I close then, with the following question: What if black and white Christians of the early 20th century United States had seized the revolutionary opportunity for social change that Pentecost had afforded them? First and foremost, the Azusa Street mission in the wake of the revival might not have “reverted to a small, largely African American congregation with a few Caucasians in attendance.” Its message of unity and equality might have liberated American Christians from the social constrictions imposed by race, class, and gender inequalities.

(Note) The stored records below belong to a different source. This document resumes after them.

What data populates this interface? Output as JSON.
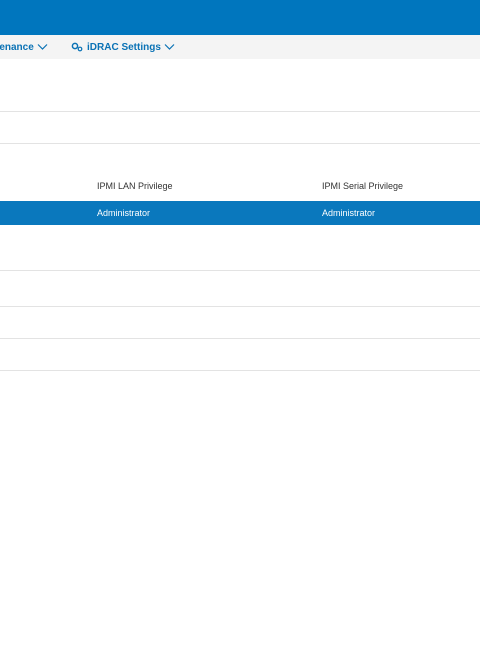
{
  "nav": {
    "maintenance_label": "tenance",
    "idrac_settings_label": "iDRAC Settings"
  },
  "table": {
    "columns": [
      "IPMI LAN Privilege",
      "IPMI Serial Privilege"
    ],
    "rows": [
      {
        "ipmi_lan_privilege": "Administrator",
        "ipmi_serial_privilege": "Administrator",
        "selected": true
      }
    ]
  },
  "colors": {
    "header_blue": "#0076be",
    "selected_row": "#0a78bd",
    "menu_text": "#0a72b5"
  }
}
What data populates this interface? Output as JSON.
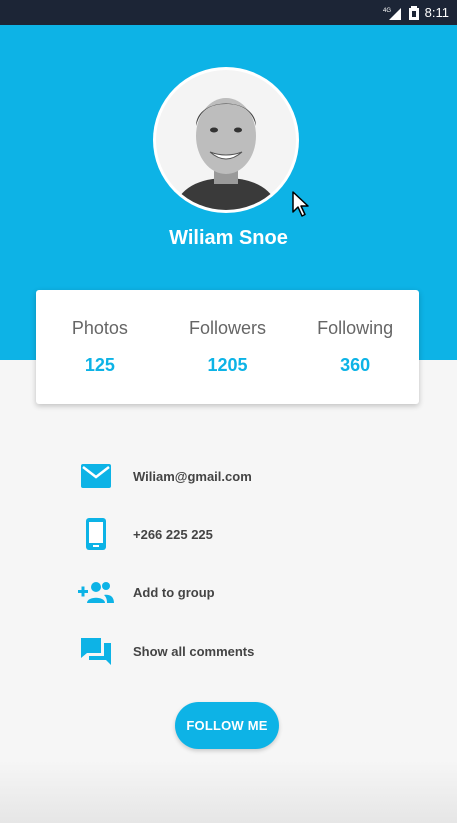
{
  "status_bar": {
    "network_label": "4G",
    "time": "8:11"
  },
  "profile": {
    "name": "Wiliam Snoe"
  },
  "stats": [
    {
      "label": "Photos",
      "value": "125"
    },
    {
      "label": "Followers",
      "value": "1205"
    },
    {
      "label": "Following",
      "value": "360"
    }
  ],
  "info": [
    {
      "icon": "email-icon",
      "text": "Wiliam@gmail.com"
    },
    {
      "icon": "phone-icon",
      "text": "+266 225 225"
    },
    {
      "icon": "add-group-icon",
      "text": "Add to group"
    },
    {
      "icon": "comments-icon",
      "text": "Show all comments"
    }
  ],
  "actions": {
    "follow_label": "FOLLOW ME"
  },
  "colors": {
    "accent": "#0db3e6",
    "status_bar": "#1c2536",
    "background": "#f6f6f6"
  }
}
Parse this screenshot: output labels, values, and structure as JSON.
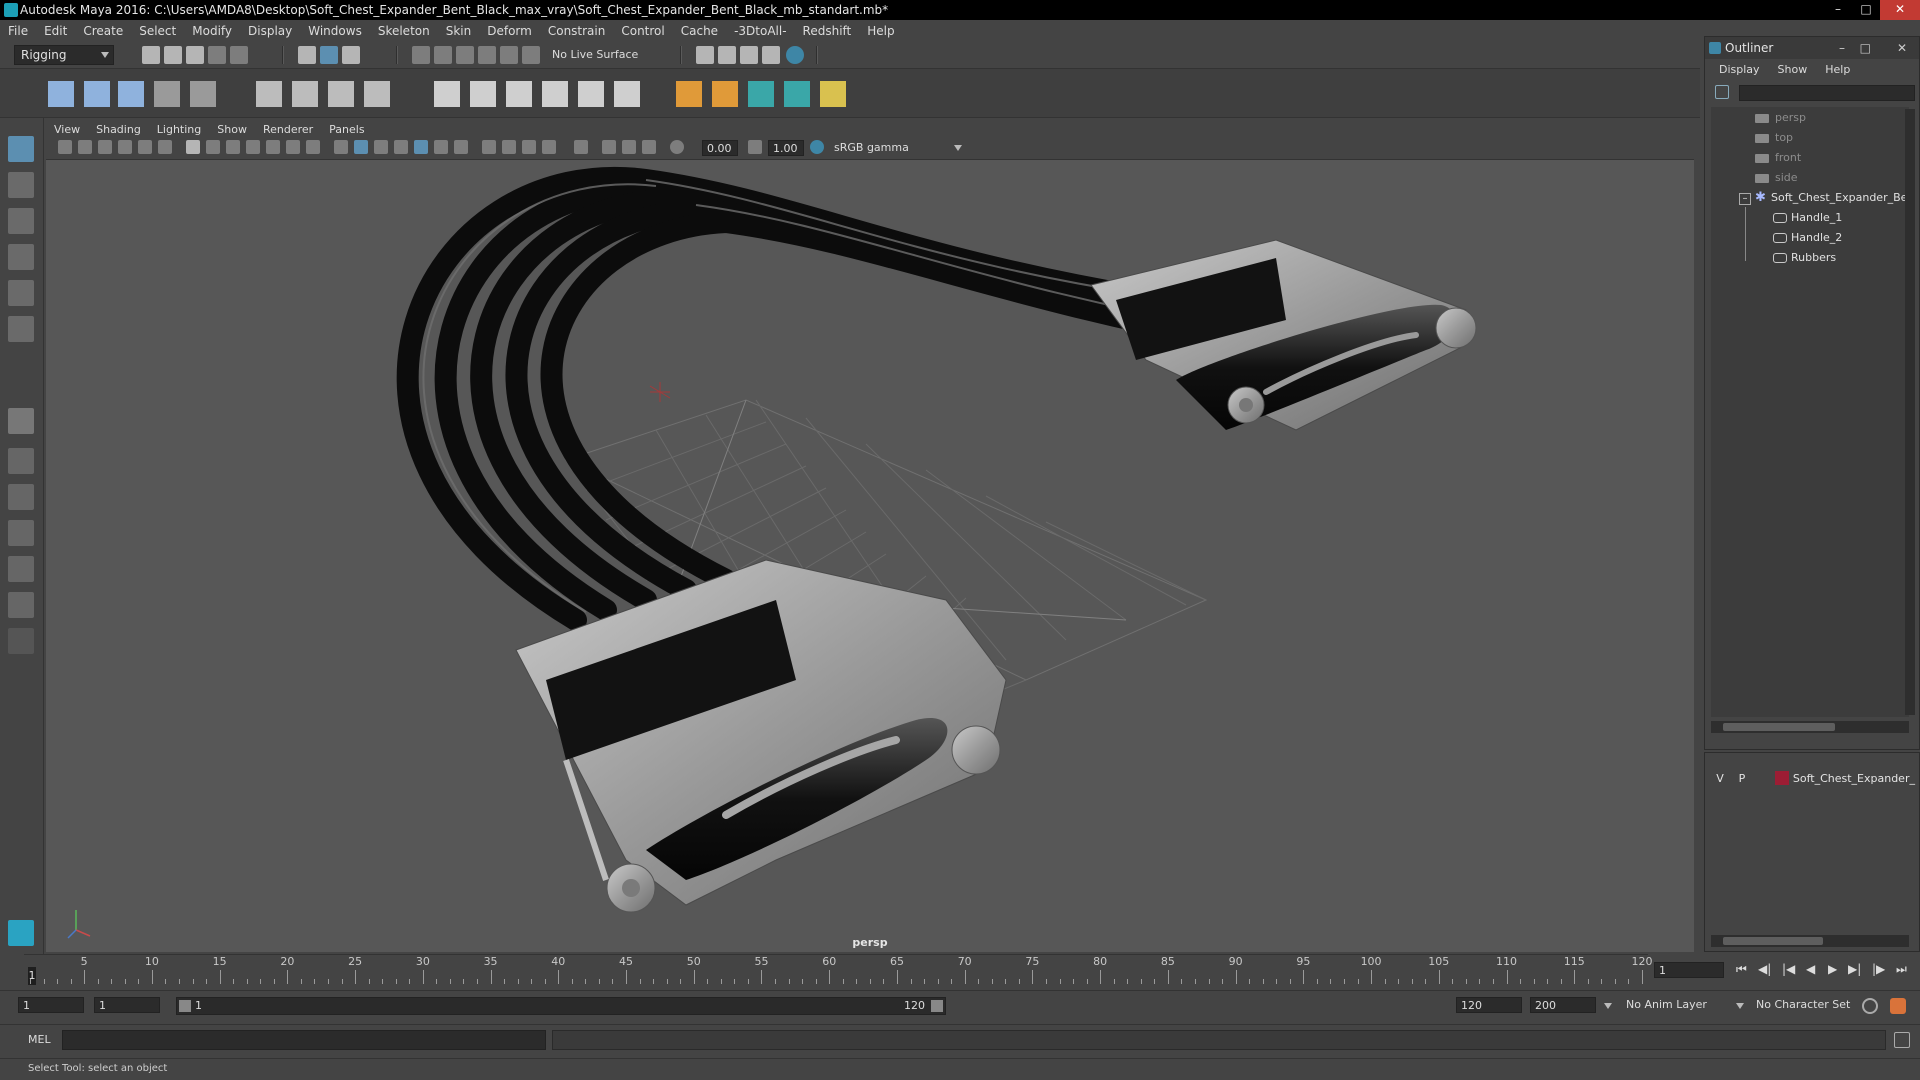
{
  "window": {
    "title": "Autodesk Maya 2016: C:\\Users\\AMDA8\\Desktop\\Soft_Chest_Expander_Bent_Black_max_vray\\Soft_Chest_Expander_Bent_Black_mb_standart.mb*"
  },
  "menubar": [
    "File",
    "Edit",
    "Create",
    "Select",
    "Modify",
    "Display",
    "Windows",
    "Skeleton",
    "Skin",
    "Deform",
    "Constrain",
    "Control",
    "Cache",
    "-3DtoAll-",
    "Redshift",
    "Help"
  ],
  "statusline": {
    "menuset": "Rigging",
    "live_surface": "No Live Surface"
  },
  "viewport": {
    "menu": [
      "View",
      "Shading",
      "Lighting",
      "Show",
      "Renderer",
      "Panels"
    ],
    "exposure": "0.00",
    "gamma": "1.00",
    "color_space": "sRGB gamma",
    "camera_label": "persp"
  },
  "outliner": {
    "title": "Outliner",
    "menu": [
      "Display",
      "Show",
      "Help"
    ],
    "cameras": [
      "persp",
      "top",
      "front",
      "side"
    ],
    "group": "Soft_Chest_Expander_Be",
    "children": [
      "Handle_1",
      "Handle_2",
      "Rubbers"
    ]
  },
  "layers": {
    "visible": "V",
    "playback": "P",
    "name": "Soft_Chest_Expander_",
    "color": "#9c1d34"
  },
  "timeline": {
    "ticks": [
      "5",
      "10",
      "15",
      "20",
      "25",
      "30",
      "35",
      "40",
      "45",
      "50",
      "55",
      "60",
      "65",
      "70",
      "75",
      "80",
      "85",
      "90",
      "95",
      "100",
      "105",
      "110",
      "115",
      "120"
    ],
    "start_label": "1",
    "current_frame": "1"
  },
  "range": {
    "start": "1",
    "playback_start": "1",
    "slider_start": "1",
    "slider_end": "120",
    "playback_end": "120",
    "end": "200",
    "anim_layer": "No Anim Layer",
    "character_set": "No Character Set"
  },
  "command": {
    "language": "MEL"
  },
  "help": {
    "text": "Select Tool: select an object"
  }
}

Second, Cecil Robeck’s book would have been written one hundred years ago, and African American Religious historiography would then be at least 100 years beyond this belated but nonetheless beloved moment affirming African American contributions to the global Pentecostal movement.

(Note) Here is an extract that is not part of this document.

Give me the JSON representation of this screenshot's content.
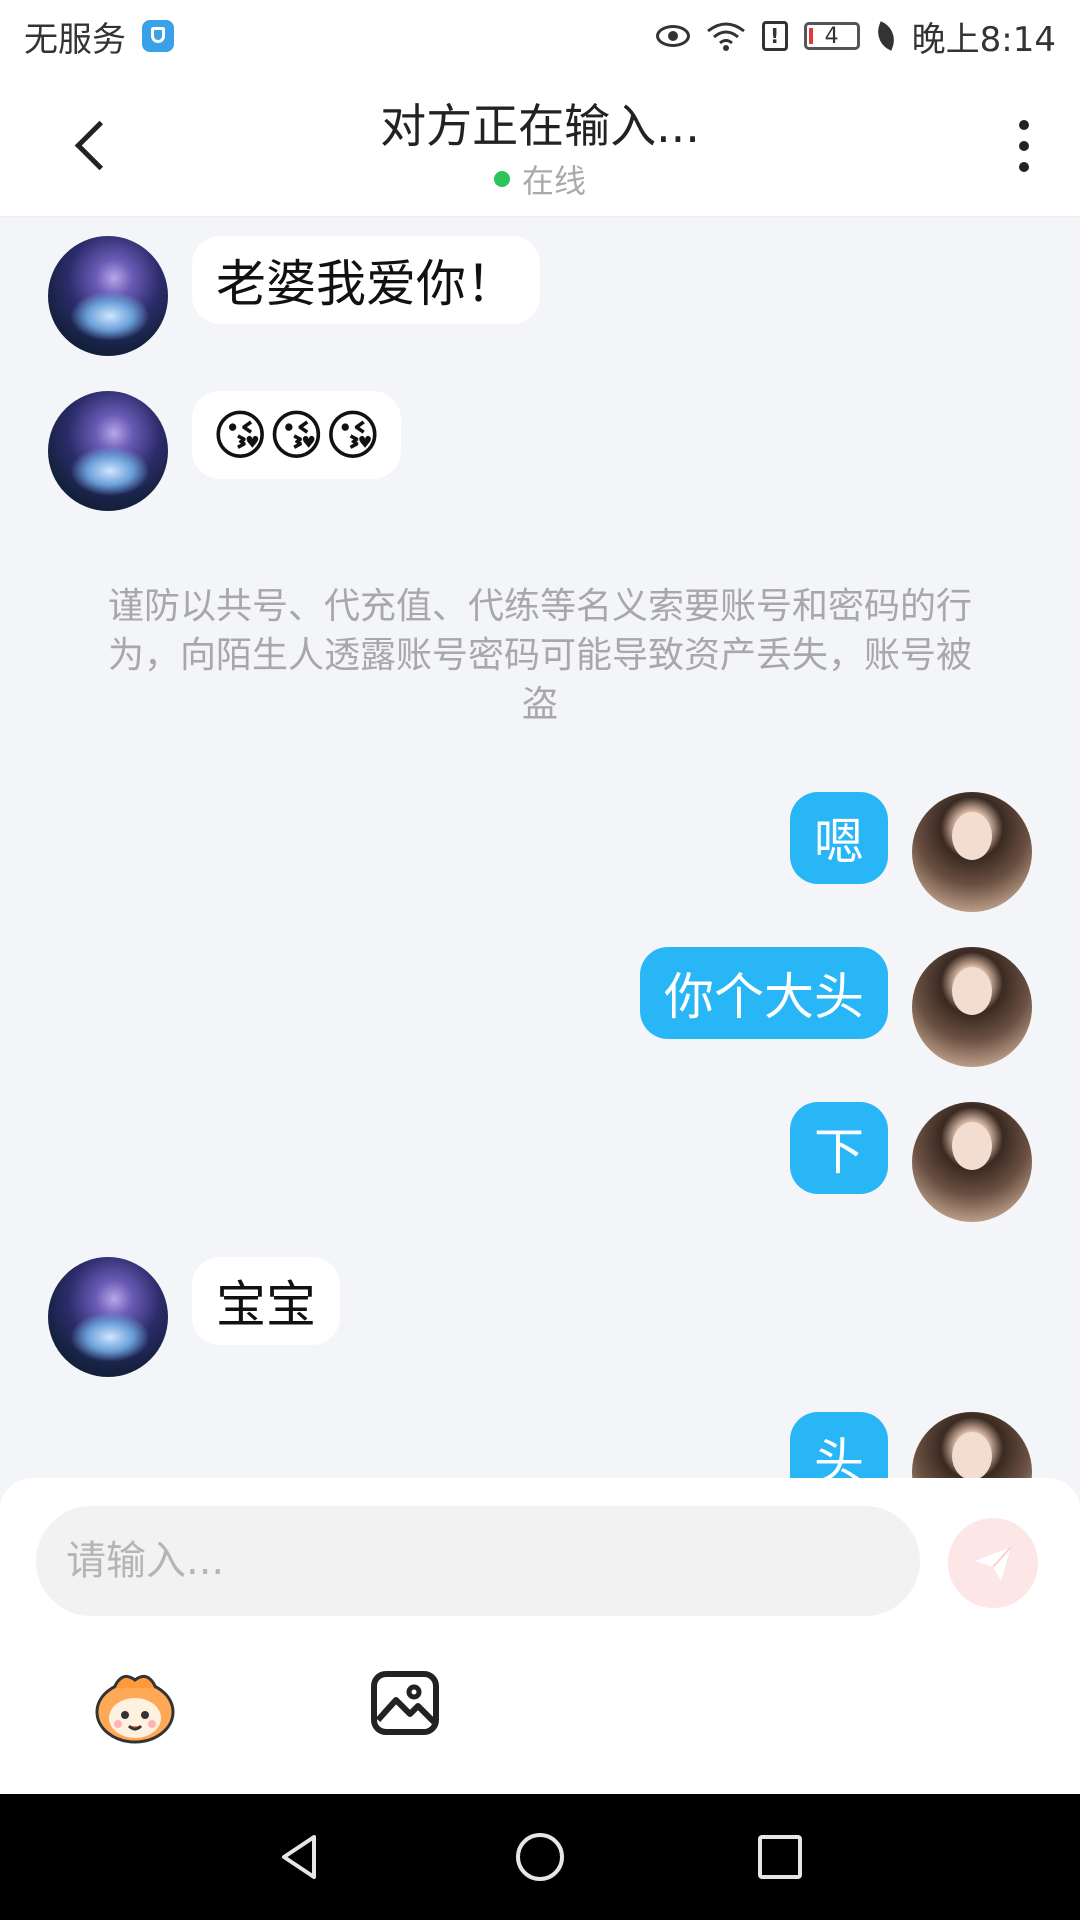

In the spirit of “Better-late-than-never,” scholars can now move beyond the ideological ping-pong battles that confine us to narrow binaries, hold us in a defensive posture, and bare limited meaning outside the historical context of the United States. We can use the work to begin breaking the near hypnotic, even catatonic, effect that such conversations have on our superior abilities to synthesize and create. We can renew the challenge to speak each others languages “as the spirit gives us utterance” not only in this place, but in “the uttermost parts of the world” from Harvard to Havana, from Oberlin to Ontario, Texas Southern to Tergikistan and back again, least we forward a narrative steeped in American imperialism. If we commit ourselves to being led by the spirit, we can be assured that whatever we say will promote peace, love, wisdom, and greater understanding. At the end of our project, we will have created a truly “Pentecostal” communion that welcomes and affirms all people of all persuasions’” a miracle that can occur when and only when “The Lamb” is enthroned and “Humility” reigns supreme.

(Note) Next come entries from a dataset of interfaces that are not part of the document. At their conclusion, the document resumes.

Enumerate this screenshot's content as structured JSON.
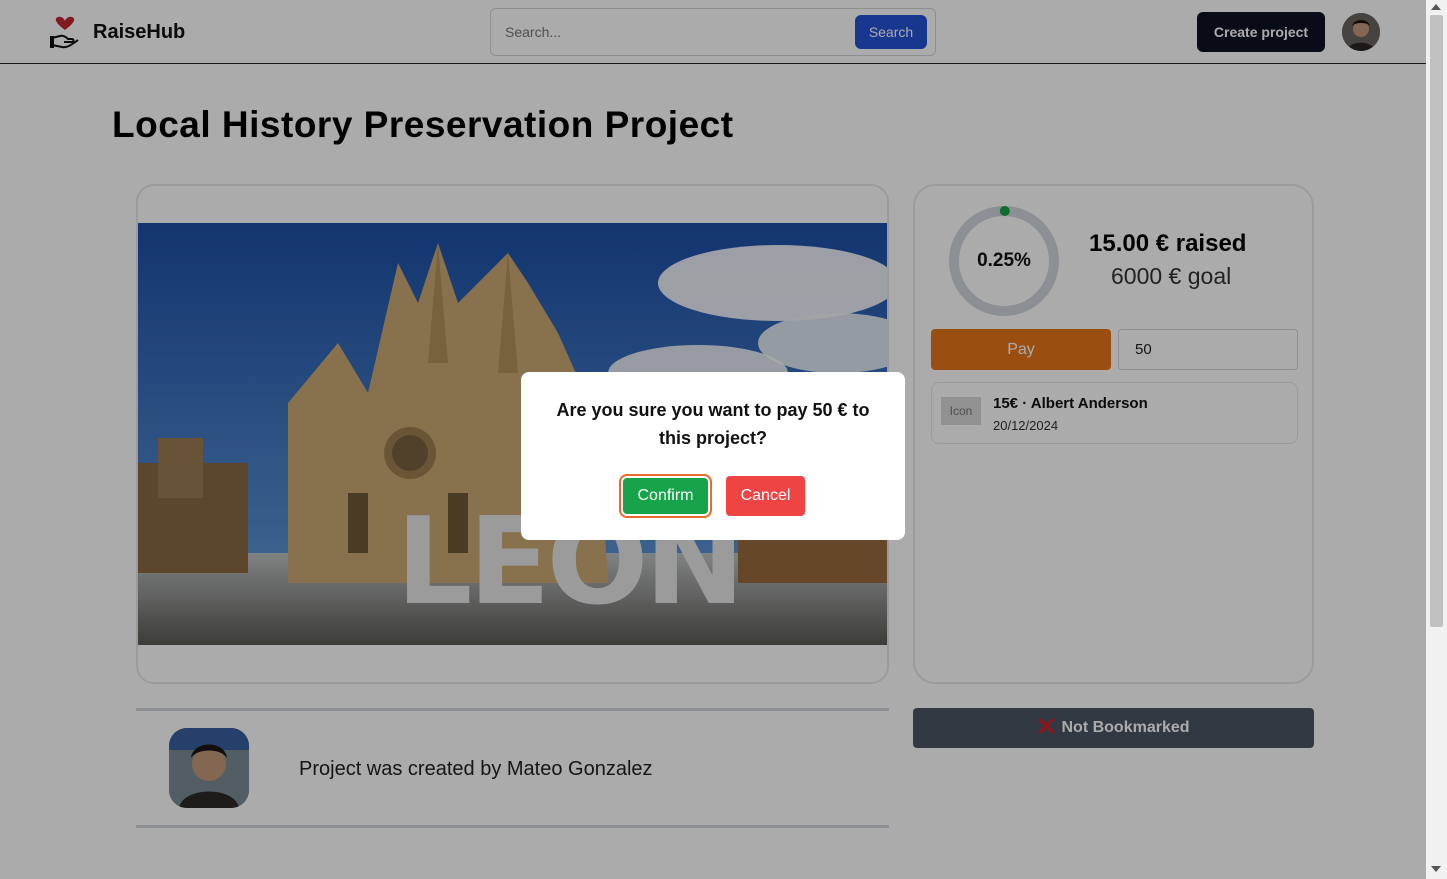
{
  "header": {
    "brand": "RaiseHub",
    "search_placeholder": "Search...",
    "search_button": "Search",
    "create_button": "Create project"
  },
  "project": {
    "title": "Local History Preservation Project",
    "image_alt": "LEON"
  },
  "funding": {
    "percent_label": "0.25%",
    "percent_value": 0.25,
    "raised": "15.00 € raised",
    "goal": "6000 € goal",
    "pay_button": "Pay",
    "amount_value": "50"
  },
  "donations": [
    {
      "icon_label": "Icon",
      "summary": "15€ · Albert Anderson",
      "date": "20/12/2024"
    }
  ],
  "bookmark": {
    "label": "Not Bookmarked",
    "icon": "x-mark-icon"
  },
  "creator": {
    "text": "Project was created by Mateo Gonzalez"
  },
  "modal": {
    "message": "Are you sure you want to pay 50 € to this project?",
    "confirm": "Confirm",
    "cancel": "Cancel"
  },
  "colors": {
    "primary": "#2453d6",
    "pay": "#e6771a",
    "confirm": "#16a34a",
    "cancel": "#ef4444",
    "progress_dot": "#16a34a"
  }
}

Sunday, November 19, 2006
Remarks at Annual Meeting of the American Academy of Religion
Copyright @2006 by Karen Kossie-Chernyshev. All Rights Reserved.
Used by permission, BlackandChristian.com.